TAMPA, Fla. (WFLA) — As kids head back to school on Wednesday in the Tampa Bay area, at least 10 new Florida laws are in effect that could impact their education.
Some of them have gotten international media attention, while others impact a much smaller subset of students but in big ways.
Parental Rights in Education
HB 1557: Parental Rights in Education, referred to by its critics as the “Don’t Say Gay” law, bans “classroom instruction by school personnel or third parties on sexual orientation or gender identity” in grades K-3 “or in a manner that is not age-appropriate or developmentally appropriate for students in accordance with state standards.”
It also requires schools to notify parents of changes to their health or well-being, prevents schools from encouraging the withholding of information about students to their parents, allows parents to access their child’s student records, lets parents refuse school health care services for their kids, and forces schools to get parental permission for health care screening.
The law also requires schools to respond to parents’ concerns within a week and resolve them within a month or parents can escalate to the Education Commissioner and sue the school district.
HB 7: officially entitled “Individual Freedom,” Gov. Ron DeSantis coined the legislation “Stop Wrongs to Our Kids and Employees” — or the “Stop W.O.K.E. Act.” The law states that instruction in Florida schools (and workplaces) “must be consistent with the following principles”:
(a) No person is inherently racist, sexist, or oppressive, whether consciously or unconsciously, solely by virtue of his or her race or sex.Florida House Bill 7: Individual Freedom, also known as the ‘Stop W.O.K.E. Act’
(b) No race is inherently superior to another race.
(c) No person should be discriminated against or receive adverse treatment solely or partly on the basis of race, color, national origin, religion, disability, or sex.
(d) Meritocracy or traits such as a hard work ethic are not racist but fundamental to the right to pursue happiness and be rewarded for industry.
(e) A person, by virtue of his or her race or sex, does not bear responsibility for actions committed in the past by other members of the same race or sex.
(f) A person should not be instructed that he or she must feel guilt, anguish, or other forms of psychological distress for actions, in which he or she played no part, committed in the past by other members of the same race or sex.

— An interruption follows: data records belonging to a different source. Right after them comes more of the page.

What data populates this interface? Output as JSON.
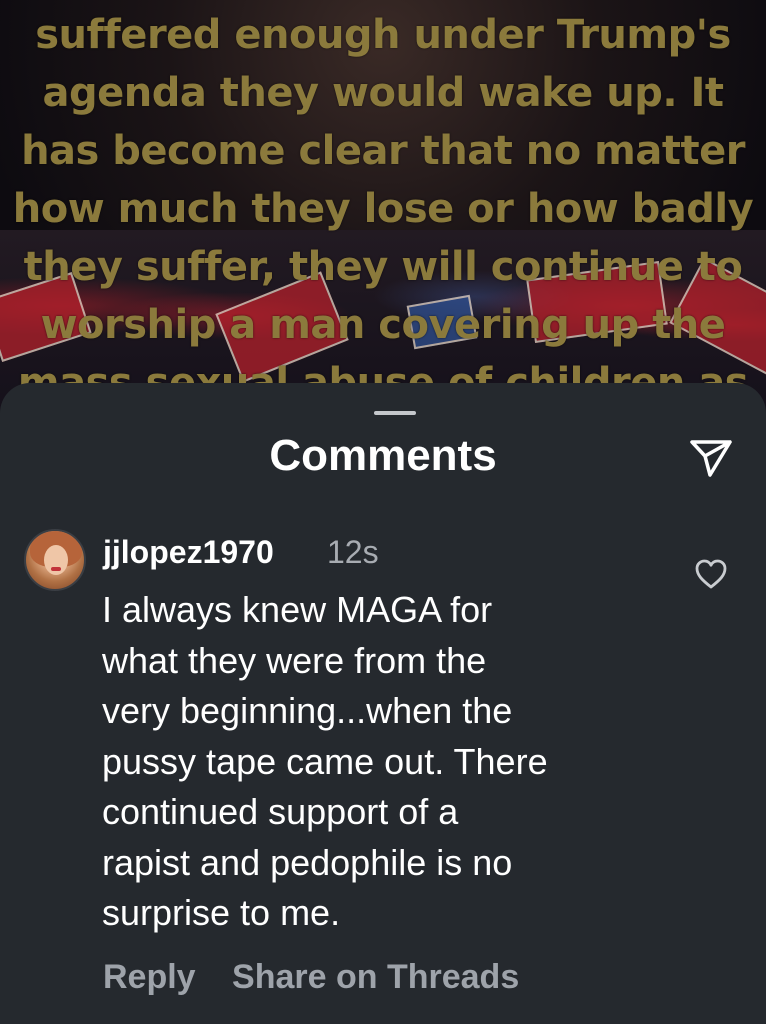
{
  "post": {
    "text_lines": [
      "suffered enough under Trump's",
      "agenda they would wake up. It",
      "has become clear that no matter",
      "how much they lose or how badly",
      "they suffer, they will continue to",
      "worship a man covering up the",
      "mass sexual abuse of children as"
    ]
  },
  "sheet": {
    "title": "Comments",
    "share_icon": "send-icon"
  },
  "comment": {
    "username": "jjlopez1970",
    "timestamp": "12s",
    "text_lines": [
      "I always knew MAGA for",
      "what they were from the",
      "very beginning...when the",
      "pussy tape came out. There",
      "continued support of a",
      "rapist and pedophile is no",
      "surprise to me."
    ],
    "like_icon": "heart-outline-icon",
    "actions": {
      "reply": "Reply",
      "share_threads": "Share on Threads"
    }
  },
  "colors": {
    "sheet_background": "#25292e",
    "post_text": "#8b7a3c",
    "secondary_text": "#a8acb2",
    "action_text": "#9ea3aa"
  }
}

SB 1048 (Student Assessments) ends the annual end-of-year Florida Standards Assessment and replaces it with three “progress monitoring” tests given throughout the school year.
HB 225 (Charter School Charters) allows charter schools to modify their charters at any time, requires 90 days notice if they won’t be renewed and automatically renews them if that notice isn’t given.
HB 235 (Restraint of Students with Disabilities in Public Schools) bans school personnel other than officers from using mechanical restraints on students with disabilities.
SB 236 (Children with Developmental Delays) expands the definition of “exceptional students” to include those with developmental delays up until age 9 or the end of 2nd grade, instead of age 5.
SB 514 (Substitution of Work Experience for Postsecondary Education Requirements) allows state and local agencies to substitute certain work experience in lieu of a degree or other postsecondary educational requirements.
SB 758 (Education) allows a state legislator to visit any school in their district without prior notice and creates the Charter School Review Commission.
HB 173 (Care of Students with Epilepsy or Seizure Disorders) forces schools to care for students with epilepsy or a history of seizures according to an individualized seizure action plan that parents can develop after it is signed off by a doctor.
SB 7044 (Postsecondary Education) allows the Board of Governors to require each tenured state university faculty member to undergo a comprehensive review every five years. The new law also requires schools to post a searchable list of every book used in school instruction or available in their libraries, and lets parents challenge those books. It also sets a 12-year term limit for school board members.